What to produce: Return the entries below exactly as written.

________________________

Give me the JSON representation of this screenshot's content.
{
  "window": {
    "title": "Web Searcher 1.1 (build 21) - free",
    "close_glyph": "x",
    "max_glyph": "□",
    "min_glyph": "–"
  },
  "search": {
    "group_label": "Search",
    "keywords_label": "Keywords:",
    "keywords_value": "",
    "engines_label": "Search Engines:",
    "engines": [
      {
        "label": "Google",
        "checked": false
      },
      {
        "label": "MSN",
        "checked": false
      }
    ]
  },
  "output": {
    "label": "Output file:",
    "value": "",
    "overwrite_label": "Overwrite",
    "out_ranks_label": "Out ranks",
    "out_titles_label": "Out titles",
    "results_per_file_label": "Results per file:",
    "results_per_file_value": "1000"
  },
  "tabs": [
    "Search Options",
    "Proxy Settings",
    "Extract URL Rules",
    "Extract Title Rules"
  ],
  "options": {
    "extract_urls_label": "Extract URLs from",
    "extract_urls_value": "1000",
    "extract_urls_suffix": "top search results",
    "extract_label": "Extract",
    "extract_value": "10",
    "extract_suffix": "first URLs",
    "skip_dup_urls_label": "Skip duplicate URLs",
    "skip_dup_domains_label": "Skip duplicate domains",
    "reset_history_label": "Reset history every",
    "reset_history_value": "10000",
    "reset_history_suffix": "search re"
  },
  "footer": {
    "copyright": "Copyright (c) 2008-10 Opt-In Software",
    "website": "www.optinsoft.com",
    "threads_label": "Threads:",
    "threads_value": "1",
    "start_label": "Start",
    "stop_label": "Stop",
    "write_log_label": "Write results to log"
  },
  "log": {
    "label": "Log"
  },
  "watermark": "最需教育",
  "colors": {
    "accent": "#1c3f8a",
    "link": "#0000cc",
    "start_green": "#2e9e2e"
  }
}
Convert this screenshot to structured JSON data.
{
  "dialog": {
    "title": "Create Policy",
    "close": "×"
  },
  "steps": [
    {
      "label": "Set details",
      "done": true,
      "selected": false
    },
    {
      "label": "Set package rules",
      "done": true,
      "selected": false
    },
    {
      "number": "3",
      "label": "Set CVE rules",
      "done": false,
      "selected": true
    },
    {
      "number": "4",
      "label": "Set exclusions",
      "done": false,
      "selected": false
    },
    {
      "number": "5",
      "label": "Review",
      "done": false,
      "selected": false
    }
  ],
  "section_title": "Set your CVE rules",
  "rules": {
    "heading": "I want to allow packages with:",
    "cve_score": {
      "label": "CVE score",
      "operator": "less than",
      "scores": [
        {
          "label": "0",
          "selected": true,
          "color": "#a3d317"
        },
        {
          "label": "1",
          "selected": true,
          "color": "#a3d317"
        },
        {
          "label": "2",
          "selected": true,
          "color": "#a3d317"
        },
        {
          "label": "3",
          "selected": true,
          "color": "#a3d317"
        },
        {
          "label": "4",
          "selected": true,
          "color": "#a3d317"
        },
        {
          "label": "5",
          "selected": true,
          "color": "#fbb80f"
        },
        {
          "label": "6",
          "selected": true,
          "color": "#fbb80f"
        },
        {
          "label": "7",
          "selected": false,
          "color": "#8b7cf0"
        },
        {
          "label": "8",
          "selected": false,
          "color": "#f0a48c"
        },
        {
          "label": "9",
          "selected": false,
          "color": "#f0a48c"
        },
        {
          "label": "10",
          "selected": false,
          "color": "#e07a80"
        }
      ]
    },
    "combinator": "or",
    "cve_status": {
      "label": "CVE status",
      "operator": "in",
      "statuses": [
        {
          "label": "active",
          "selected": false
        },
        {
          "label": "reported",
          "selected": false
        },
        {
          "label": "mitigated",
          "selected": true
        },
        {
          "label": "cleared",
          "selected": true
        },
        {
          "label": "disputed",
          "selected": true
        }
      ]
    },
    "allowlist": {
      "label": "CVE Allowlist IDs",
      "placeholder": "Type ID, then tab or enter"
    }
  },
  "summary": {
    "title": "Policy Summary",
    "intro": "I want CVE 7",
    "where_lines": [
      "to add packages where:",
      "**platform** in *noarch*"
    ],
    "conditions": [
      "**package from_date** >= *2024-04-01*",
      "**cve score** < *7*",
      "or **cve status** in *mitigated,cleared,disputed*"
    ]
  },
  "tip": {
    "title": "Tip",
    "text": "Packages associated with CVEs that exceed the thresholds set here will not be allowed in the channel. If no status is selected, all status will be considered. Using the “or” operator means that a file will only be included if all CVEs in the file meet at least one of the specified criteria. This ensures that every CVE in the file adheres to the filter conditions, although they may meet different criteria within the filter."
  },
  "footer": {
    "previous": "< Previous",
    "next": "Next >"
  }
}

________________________

Task answer:
Give me the JSON representation of this screenshot's content.
{
  "window": {
    "title": "Web Searcher 1.1 (build 21) - free",
    "close_glyph": "x",
    "max_glyph": "□",
    "min_glyph": "–"
  },
  "search": {
    "group_label": "Search",
    "keywords_label": "Keywords:",
    "keywords_value": "",
    "engines_label": "Search Engines:",
    "engines": [
      {
        "label": "Google",
        "checked": false
      },
      {
        "label": "MSN",
        "checked": false
      }
    ]
  },
  "output": {
    "label": "Output file:",
    "value": "",
    "overwrite_label": "Overwrite",
    "out_ranks_label": "Out ranks",
    "out_titles_label": "Out titles",
    "results_per_file_label": "Results per file:",
    "results_per_file_value": "1000"
  },
  "tabs": [
    "Search Options",
    "Proxy Settings",
    "Extract URL Rules",
    "Extract Title Rules"
  ],
  "options": {
    "extract_urls_label": "Extract URLs from",
    "extract_urls_value": "1000",
    "extract_urls_suffix": "top search results",
    "extract_label": "Extract",
    "extract_value": "10",
    "extract_suffix": "first URLs",
    "skip_dup_urls_label": "Skip duplicate URLs",
    "skip_dup_domains_label": "Skip duplicate domains",
    "reset_history_label": "Reset history every",
    "reset_history_value": "10000",
    "reset_history_suffix": "search re"
  },
  "footer": {
    "copyright": "Copyright (c) 2008-10 Opt-In Software",
    "website": "www.optinsoft.com",
    "threads_label": "Threads:",
    "threads_value": "1",
    "start_label": "Start",
    "stop_label": "Stop",
    "write_log_label": "Write results to log"
  },
  "log": {
    "label": "Log"
  },
  "watermark": "最需教育",
  "colors": {
    "accent": "#1c3f8a",
    "link": "#0000cc",
    "start_green": "#2e9e2e"
  }
}
Convert this screenshot to structured JSON data.
{
  "dialog": {
    "title": "Create Policy",
    "close": "×"
  },
  "steps": [
    {
      "label": "Set details",
      "done": true,
      "selected": false
    },
    {
      "label": "Set package rules",
      "done": true,
      "selected": false
    },
    {
      "number": "3",
      "label": "Set CVE rules",
      "done": false,
      "selected": true
    },
    {
      "number": "4",
      "label": "Set exclusions",
      "done": false,
      "selected": false
    },
    {
      "number": "5",
      "label": "Review",
      "done": false,
      "selected": false
    }
  ],
  "section_title": "Set your CVE rules",
  "rules": {
    "heading": "I want to allow packages with:",
    "cve_score": {
      "label": "CVE score",
      "operator": "less than",
      "scores": [
        {
          "label": "0",
          "selected": true,
          "color": "#a3d317"
        },
        {
          "label": "1",
          "selected": true,
          "color": "#a3d317"
        },
        {
          "label": "2",
          "selected": true,
          "color": "#a3d317"
        },
        {
          "label": "3",
          "selected": true,
          "color": "#a3d317"
        },
        {
          "label": "4",
          "selected": true,
          "color": "#a3d317"
        },
        {
          "label": "5",
          "selected": true,
          "color": "#fbb80f"
        },
        {
          "label": "6",
          "selected": true,
          "color": "#fbb80f"
        },
        {
          "label": "7",
          "selected": false,
          "color": "#8b7cf0"
        },
        {
          "label": "8",
          "selected": false,
          "color": "#f0a48c"
        },
        {
          "label": "9",
          "selected": false,
          "color": "#f0a48c"
        },
        {
          "label": "10",
          "selected": false,
          "color": "#e07a80"
        }
      ]
    },
    "combinator": "or",
    "cve_status": {
      "label": "CVE status",
      "operator": "in",
      "statuses": [
        {
          "label": "active",
          "selected": false
        },
        {
          "label": "reported",
          "selected": false
        },
        {
          "label": "mitigated",
          "selected": true
        },
        {
          "label": "cleared",
          "selected": true
        },
        {
          "label": "disputed",
          "selected": true
        }
      ]
    },
    "allowlist": {
      "label": "CVE Allowlist IDs",
      "placeholder": "Type ID, then tab or enter"
    }
  },
  "summary": {
    "title": "Policy Summary",
    "intro": "I want CVE 7",
    "where_lines": [
      "to add packages where:",
      "**platform** in *noarch*"
    ],
    "conditions": [
      "**package from_date** >= *2024-04-01*",
      "**cve score** < *7*",
      "or **cve status** in *mitigated,cleared,disputed*"
    ]
  },
  "tip": {
    "title": "Tip",
    "text": "Packages associated with CVEs that exceed the thresholds set here will not be allowed in the channel. If no status is selected, all status will be considered. Using the “or” operator means that a file will only be included if all CVEs in the file meet at least one of the specified criteria. This ensures that every CVE in the file adheres to the filter conditions, although they may meet different criteria within the filter."
  },
  "footer": {
    "previous": "< Previous",
    "next": "Next >"
  }
}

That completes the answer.